More than a decade later, Ndegeocello is in a different place with Queen Sugar. “The music became effortless. I enjoyed it so much,” she said of scoring the first season. “I wanted to do my best to please [Ava] and to give her sonically what she needed.”  The series debuts Tuesday night (Sept. 6).

For DuVernay, a longtime Ndegeocello fan, landing Ndegeocello was a dream come true.  “I knew I wanted a black woman composer, and I can count them on two hands. I’ve worked with Jason Moran, who did the music for Selma, and a sister named Kathryn Bostic on my two earlier films,” said DuVernay, at a Q&A following a Queen Sugar screening in New York on Thursday. She thought of noted songwriter/composers like Patrice Rushen and Valerie Simpson. Then, she recalls, Moran asked her, “‘Who do you love? What music do you love?’ and he [suggested Meshell]. I said, 'Meshell will never do that. She’s an enigma. She’s a goddess. She’s the soundtrack of my life.'” It turns out that Moran and Ndegeocello were New York neighbors. He made the introduction, and the rest is history.  “She was fantastic,” DuVernay said. “She loves film and just wants to know more.”

After she said yes, Ndegeocello read the Natalie Baszile novel upon which the series is based and waited to receive the first episode. “I told myself to do nothing and wait until I was in a room with all the people involved.” The temp music gave her a sense of direction and tone, and then, inspired by the way Miles Davis scored films, she and her band -- Jebin Bruni, Bruce Christopher, and Abraham John Rounds -- went into a studio, put up a big screen to watch the episode, and began improvising. She deliberately wanted to work with other musicians. “I find scores by a person who’s a recording artist somewhat one-dimensional,” she says. “This is sort of a collective.

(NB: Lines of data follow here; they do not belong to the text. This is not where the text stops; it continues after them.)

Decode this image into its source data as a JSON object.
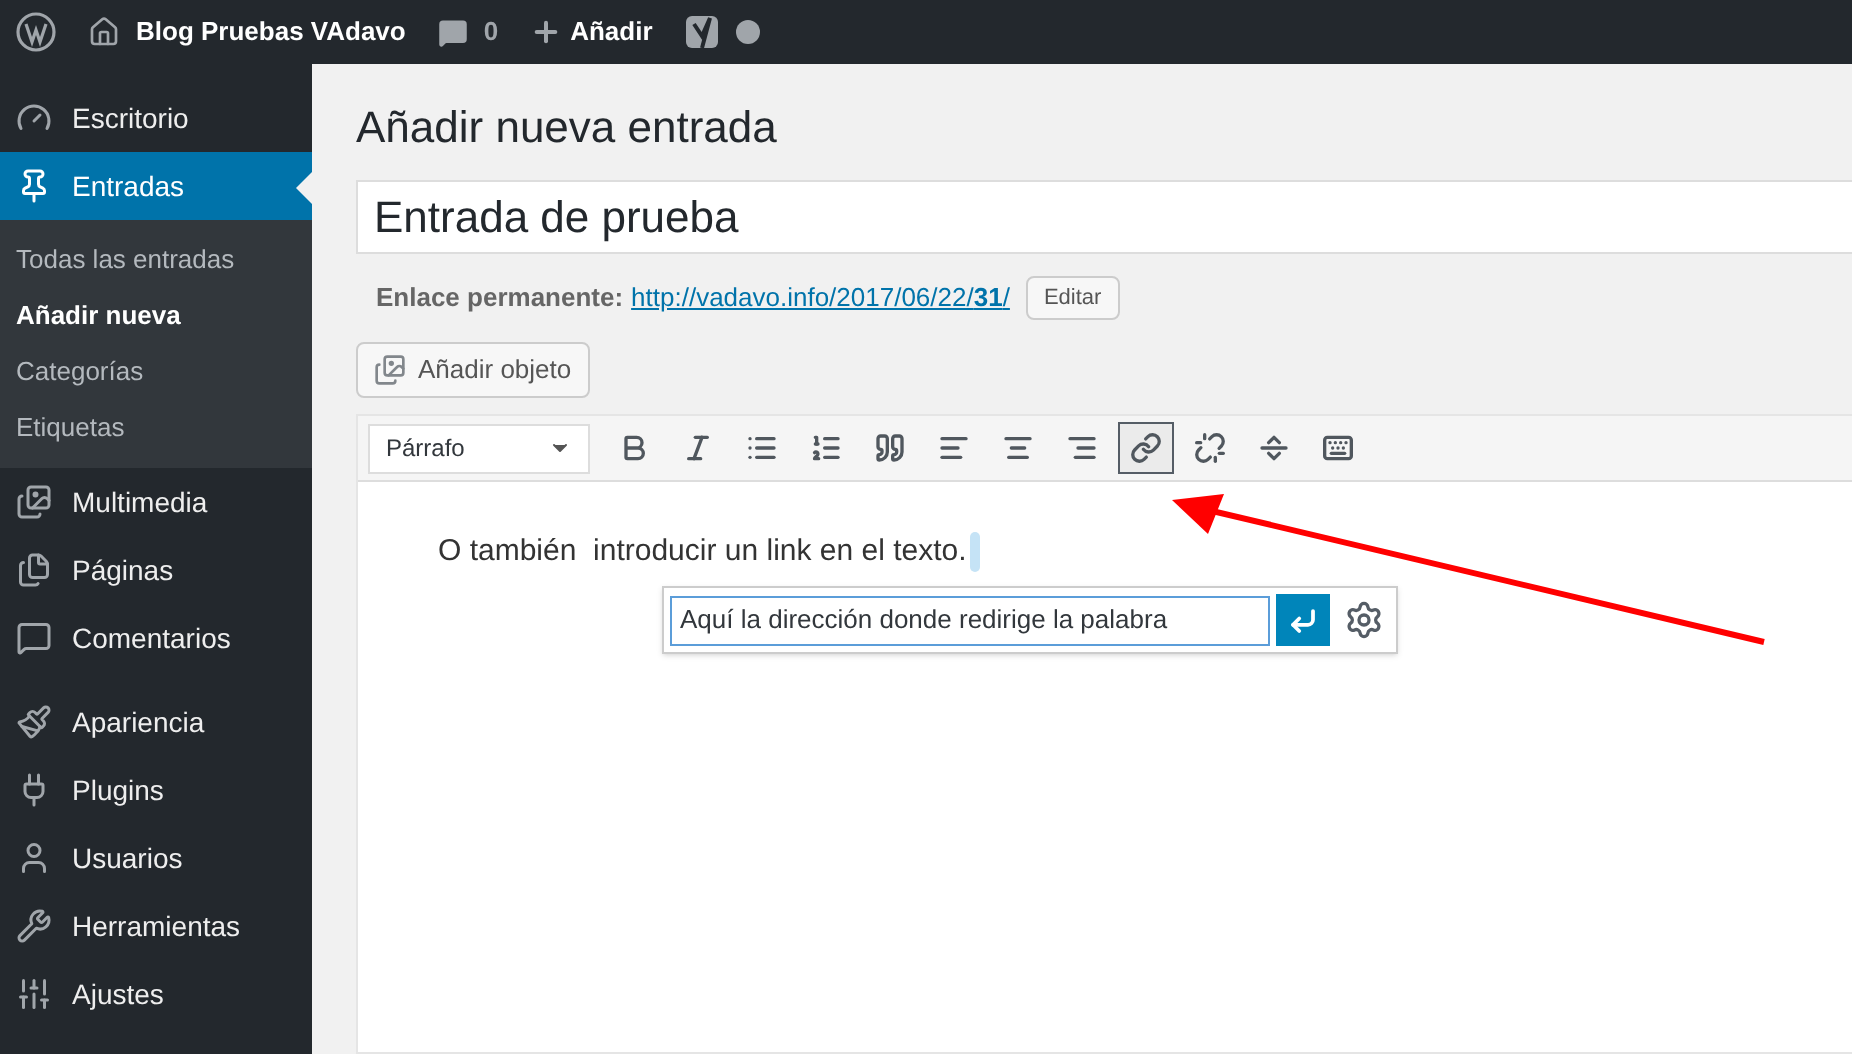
{
  "admin_bar": {
    "site_name": "Blog Pruebas VAdavo",
    "comments_count": "0",
    "new_label": "Añadir"
  },
  "sidebar": {
    "items": [
      {
        "label": "Escritorio",
        "selected": false
      },
      {
        "label": "Entradas",
        "selected": true,
        "children": [
          {
            "label": "Todas las entradas",
            "selected": false
          },
          {
            "label": "Añadir nueva",
            "selected": true
          },
          {
            "label": "Categorías",
            "selected": false
          },
          {
            "label": "Etiquetas",
            "selected": false
          }
        ]
      },
      {
        "label": "Multimedia",
        "selected": false
      },
      {
        "label": "Páginas",
        "selected": false
      },
      {
        "label": "Comentarios",
        "selected": false
      },
      {
        "label": "Apariencia",
        "selected": false
      },
      {
        "label": "Plugins",
        "selected": false
      },
      {
        "label": "Usuarios",
        "selected": false
      },
      {
        "label": "Herramientas",
        "selected": false
      },
      {
        "label": "Ajustes",
        "selected": false
      }
    ]
  },
  "page": {
    "heading": "Añadir nueva entrada",
    "title_value": "Entrada de prueba",
    "permalink_label": "Enlace permanente:",
    "permalink_url": "http://vadavo.info/2017/06/22/**31**/",
    "edit_button": "Editar",
    "add_media_button": "Añadir objeto"
  },
  "editor": {
    "format_select": "Párrafo",
    "toolbar": [
      {
        "active": false
      },
      {
        "active": false
      },
      {
        "active": false
      },
      {
        "active": false
      },
      {
        "active": false
      },
      {
        "active": false
      },
      {
        "active": false
      },
      {
        "active": false
      },
      {
        "active": true
      },
      {
        "active": false
      },
      {
        "active": false
      },
      {
        "active": false
      }
    ],
    "content": "O también  introducir un link en el texto.",
    "link_popup": {
      "value": "Aquí la dirección donde redirige la palabra"
    }
  }
}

I’m a figurehead, but there’s a team.”

While there are some larger flourishes, especially during an emotional funeral scene in an early episode, much of the score features subtle, spare accompaniment. “It’s not real beat-oriented,” the bassist says. “There’s a ton of acoustic guitar, piano and percussion. These people transcended time, so I wanted to use music in the same way. There’s a natural sound that also has groove in some places, but you won’t notice me.”

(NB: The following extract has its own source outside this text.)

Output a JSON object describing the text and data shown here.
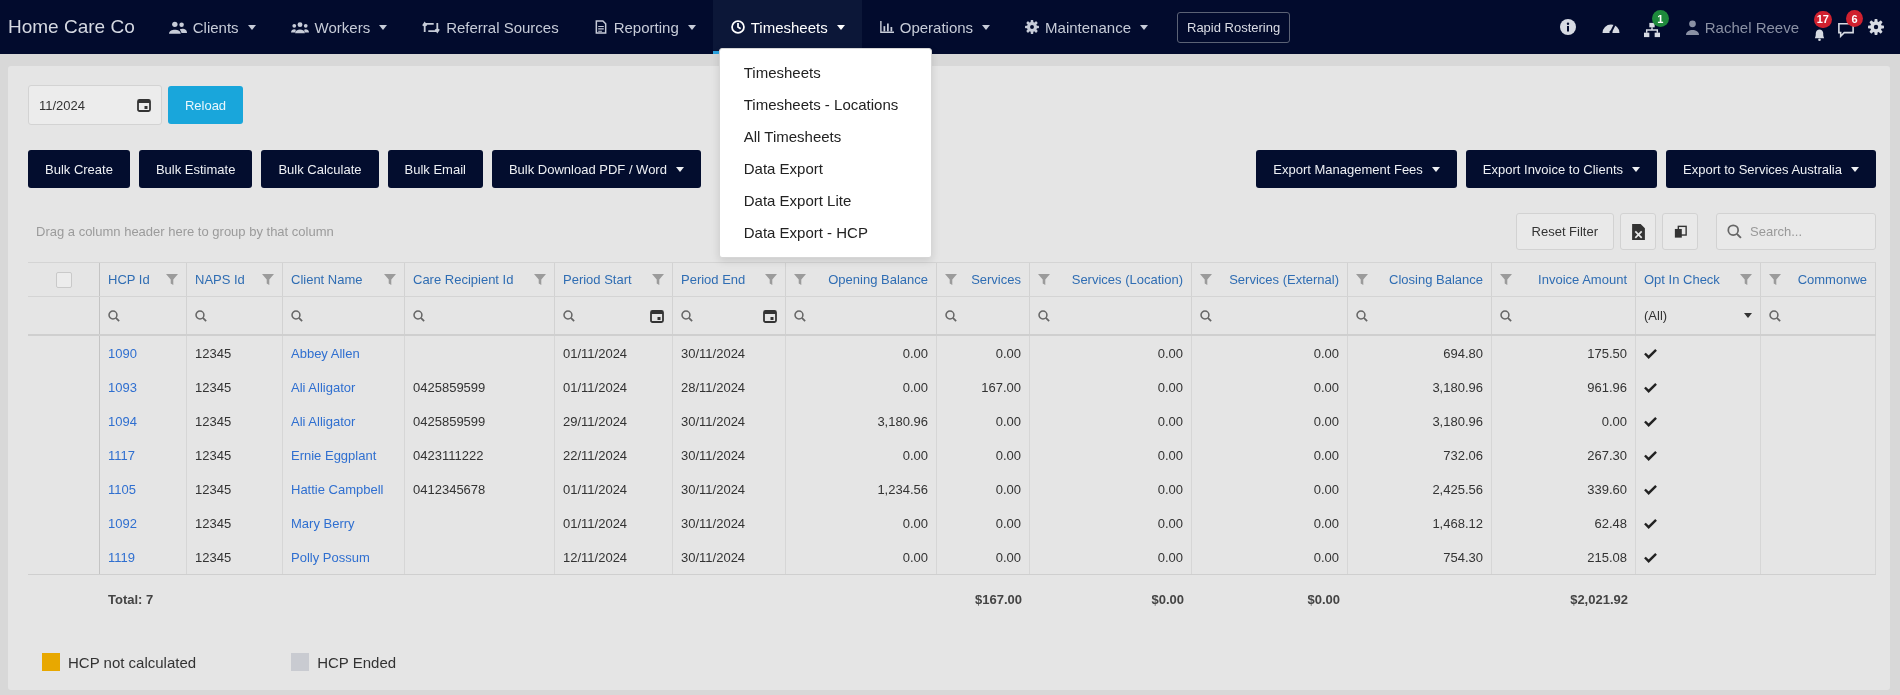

Queen Sugar has also made liberal use of Ndegeocello’s catalog: The first episode opens with“Faithful” from her 1999 album Bitter and ends with “Oysters” from 2011’s Weather. She has also written new songs throughout the season, which DuVernay predicts will result in some new music coming from Ndegeocello, whose last album was 2014’s Comet Come to Me.

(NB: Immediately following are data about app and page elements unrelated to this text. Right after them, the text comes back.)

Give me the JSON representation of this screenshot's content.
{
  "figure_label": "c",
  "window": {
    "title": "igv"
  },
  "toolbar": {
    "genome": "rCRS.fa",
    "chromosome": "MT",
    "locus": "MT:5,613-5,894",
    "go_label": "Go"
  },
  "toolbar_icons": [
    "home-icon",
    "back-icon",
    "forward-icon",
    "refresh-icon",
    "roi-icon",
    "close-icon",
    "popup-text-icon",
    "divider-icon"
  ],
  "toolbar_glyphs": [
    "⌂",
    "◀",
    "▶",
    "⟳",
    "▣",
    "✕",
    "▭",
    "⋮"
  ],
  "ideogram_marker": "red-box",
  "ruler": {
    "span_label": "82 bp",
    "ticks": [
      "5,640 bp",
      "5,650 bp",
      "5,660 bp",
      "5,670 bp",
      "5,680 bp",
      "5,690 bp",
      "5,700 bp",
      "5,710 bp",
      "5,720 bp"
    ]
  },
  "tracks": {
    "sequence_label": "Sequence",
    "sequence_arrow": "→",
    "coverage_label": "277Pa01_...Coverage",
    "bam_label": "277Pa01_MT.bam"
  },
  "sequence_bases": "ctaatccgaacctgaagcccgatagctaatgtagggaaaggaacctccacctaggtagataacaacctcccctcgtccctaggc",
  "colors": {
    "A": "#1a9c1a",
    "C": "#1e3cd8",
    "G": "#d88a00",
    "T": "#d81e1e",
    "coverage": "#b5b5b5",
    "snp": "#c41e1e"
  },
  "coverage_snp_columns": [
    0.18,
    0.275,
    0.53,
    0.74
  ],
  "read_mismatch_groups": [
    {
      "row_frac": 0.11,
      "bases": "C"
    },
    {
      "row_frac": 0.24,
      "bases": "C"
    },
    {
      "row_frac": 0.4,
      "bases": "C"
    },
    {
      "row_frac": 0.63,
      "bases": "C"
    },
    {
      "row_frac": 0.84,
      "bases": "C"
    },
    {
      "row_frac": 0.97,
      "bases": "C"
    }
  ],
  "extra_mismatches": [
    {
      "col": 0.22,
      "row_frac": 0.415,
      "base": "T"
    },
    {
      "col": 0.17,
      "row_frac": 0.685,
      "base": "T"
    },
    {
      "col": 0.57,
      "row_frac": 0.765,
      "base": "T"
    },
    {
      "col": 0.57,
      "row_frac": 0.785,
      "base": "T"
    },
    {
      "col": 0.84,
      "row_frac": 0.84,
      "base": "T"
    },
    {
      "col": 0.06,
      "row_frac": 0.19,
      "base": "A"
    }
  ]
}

Along with a female composer and music supervisor, Morgan Rhodes, DuVernay has also hired all female directors on Queen Sugar. “It’s meaningful to me that it’s all women,” Ndegeocello says, “but I’m the person focused on what’s best for this project.” She admits that she feels pride telling her son about the series “and showing him the picture with all these female directors. I feel extremely excited and humbled that I’m in the amazing company of these women.” 

OWN has already renewed Queen Sugar for season 2, and Ndegeocello is waiting to hear if she’s coming back. She adds she’d welcome a return “because I feel like I’m getting really good at it and it will be interesting now that I have a feel for the characters.” 

Ndegeocello, who is composing the music for a film DuVernay created for the Smithsonian National Museum of African-American History, hopes her work on Queen Sugar opens the door for more scoring jobs. “I’m hoping to get a sappy love story or a sci-fi film or I’m really hoping a Parisian filmmaker will find some interest in my work,” she says with a laugh. She is represented by Christine Russell at Evolution Music Partners. 

One thing she is not interested in is reviving her past. “I did a few tours where I revisited the old music and I didn’t enjoy it very much,” she says. “It was like being a cover band of myself. As an artist, you have to have the purist honesty. I was 19 when I wrote ‘If That’s Your Boyfriend,’ and I’m a very different person. Trying to get up and rap at 48 is very strange. I enjoy being in the current time.”